The U.S. economy has nearly recovered. Now someone has to convince Americans. Nearly half think the United States is still in recession, according to a recent Wall Street Journal poll. Some 76 percent don’t think their children’s generation will have a better life than they did. Americans are right to think they are worse off: Even if they have recovered financially, they have become aware that the economy is riskier than it used to be. They might never bounce back from that.
Economic well-being is not limited to wealth, earnings, and employment; security matters, too. All else being equal, a riskier environment is worse, economically speaking. Financial markets may be less volatile, but structural changes in the economy have increased risk for most Americans’ largest asset: future earnings.
Lifetime earning power has been getting less certain for decades, but it took the recession to make people realize it. In 2002, one out of two Americans expected real income gains in the next five years, according to the Index of Consumer Sentiment; by 2013, only one in three did. It is well known that real median earnings didn’t increase in the last 20 years; overall earnings have become more volatile, too. The amount that the average household’s earnings fluctuate each year has been increasing (PDF) since the 1980s. Household finances also are less secure because people have less liquid savings and more debt. The economic stress associated with the recession made these trends more apparent.
The future of U.S. children also looks precarious. Tyler Cowen argues that changes in technology and trade are hollowing out the middle class, leaving a larger chasm between economic winners and losers, with very few in the middle. People who thrive in the future will do very well.

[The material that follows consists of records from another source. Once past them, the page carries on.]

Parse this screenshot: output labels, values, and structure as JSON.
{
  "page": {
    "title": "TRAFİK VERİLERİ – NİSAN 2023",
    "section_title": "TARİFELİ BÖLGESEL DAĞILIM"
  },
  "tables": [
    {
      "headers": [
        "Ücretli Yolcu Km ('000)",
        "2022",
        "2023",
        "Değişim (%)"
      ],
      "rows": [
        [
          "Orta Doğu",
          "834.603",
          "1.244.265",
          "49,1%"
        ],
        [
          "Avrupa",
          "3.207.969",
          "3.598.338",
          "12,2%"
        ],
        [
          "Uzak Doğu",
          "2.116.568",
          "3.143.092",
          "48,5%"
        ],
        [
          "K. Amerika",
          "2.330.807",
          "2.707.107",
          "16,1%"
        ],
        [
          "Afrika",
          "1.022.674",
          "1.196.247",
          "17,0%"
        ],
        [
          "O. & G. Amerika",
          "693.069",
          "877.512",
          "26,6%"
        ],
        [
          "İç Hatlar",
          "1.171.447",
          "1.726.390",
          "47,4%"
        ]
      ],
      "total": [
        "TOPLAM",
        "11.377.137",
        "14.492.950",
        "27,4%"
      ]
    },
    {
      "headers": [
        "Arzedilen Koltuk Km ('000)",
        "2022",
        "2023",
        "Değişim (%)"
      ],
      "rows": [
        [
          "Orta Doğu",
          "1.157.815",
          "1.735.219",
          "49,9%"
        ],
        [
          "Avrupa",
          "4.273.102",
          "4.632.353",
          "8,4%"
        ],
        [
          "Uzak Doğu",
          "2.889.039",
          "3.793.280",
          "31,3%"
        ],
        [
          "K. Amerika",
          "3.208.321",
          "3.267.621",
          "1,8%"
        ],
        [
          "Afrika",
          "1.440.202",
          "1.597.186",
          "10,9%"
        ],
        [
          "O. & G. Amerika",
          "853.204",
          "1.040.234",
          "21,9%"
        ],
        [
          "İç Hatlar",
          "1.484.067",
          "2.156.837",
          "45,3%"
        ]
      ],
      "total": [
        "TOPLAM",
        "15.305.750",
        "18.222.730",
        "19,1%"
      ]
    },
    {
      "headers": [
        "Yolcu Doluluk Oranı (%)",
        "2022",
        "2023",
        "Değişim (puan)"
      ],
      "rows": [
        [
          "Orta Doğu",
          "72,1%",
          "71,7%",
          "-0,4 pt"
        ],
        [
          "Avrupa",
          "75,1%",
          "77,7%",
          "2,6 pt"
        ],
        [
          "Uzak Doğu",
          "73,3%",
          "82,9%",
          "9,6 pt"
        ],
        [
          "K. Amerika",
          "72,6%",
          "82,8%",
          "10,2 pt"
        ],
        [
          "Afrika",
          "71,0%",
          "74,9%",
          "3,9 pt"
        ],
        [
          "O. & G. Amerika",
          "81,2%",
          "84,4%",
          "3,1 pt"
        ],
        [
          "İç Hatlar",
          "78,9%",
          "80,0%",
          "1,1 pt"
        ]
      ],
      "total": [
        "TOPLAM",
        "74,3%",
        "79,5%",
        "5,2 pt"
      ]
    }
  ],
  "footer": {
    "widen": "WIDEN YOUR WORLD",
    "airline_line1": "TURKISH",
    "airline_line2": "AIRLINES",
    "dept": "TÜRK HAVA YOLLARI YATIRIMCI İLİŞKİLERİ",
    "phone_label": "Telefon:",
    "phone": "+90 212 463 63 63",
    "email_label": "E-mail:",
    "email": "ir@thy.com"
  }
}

The rest will have a harder time getting by. Previously, parents could safely assume that their children had good shots at landing middle-class lives. The stakes are now higher and the risk of failure larger.
Younger Americans may never recover from the recession’s wake-up call to risk, and the economy might suffer for that. The Great Depression scared a generation away from taking financial risk: Many Americans who came of age during the Depression never invested in the stock market. To be fair, they never had to because many had company-sponsored pensions to support them in retirement. Millennials have internalized the same fears, with 13 percent describing themselves as financially conservative, a rate matched only by World War II babies (now ages 68 and up), according to a recent UBS survey (PDF). They are holding more in cash and less in stock than other generations have done.
The fortunes of the Depression’s children were eventually bolstered by a wartime economy and postwar boom. Millennials face no such relief on the horizon. Downturns have historically pushed previous generations (PDF) into entrepreneurship, but that’s not happening either. The youth self-employment rate has fallen each year since the recession and shows no sign of turning around. In 2003, 8.3 percent of Americans aged 25 to 39 were self-employed, by 2013 only 6.8 percent were.
The economic recovery cannot be measured only by market returns, growth in gross domestic product, and housing starts. Psychology counts. Heightened fear can hurt career and investment decisions for decades. Put another way, economic well-being requires a certain level of optimism, a firm belief that success is possible, even when times are hard. Markets crash. Businesses fail. But if people today unwilling to take measured chances, we haven’t recovered at all. That may affect career and investment decisions for decades.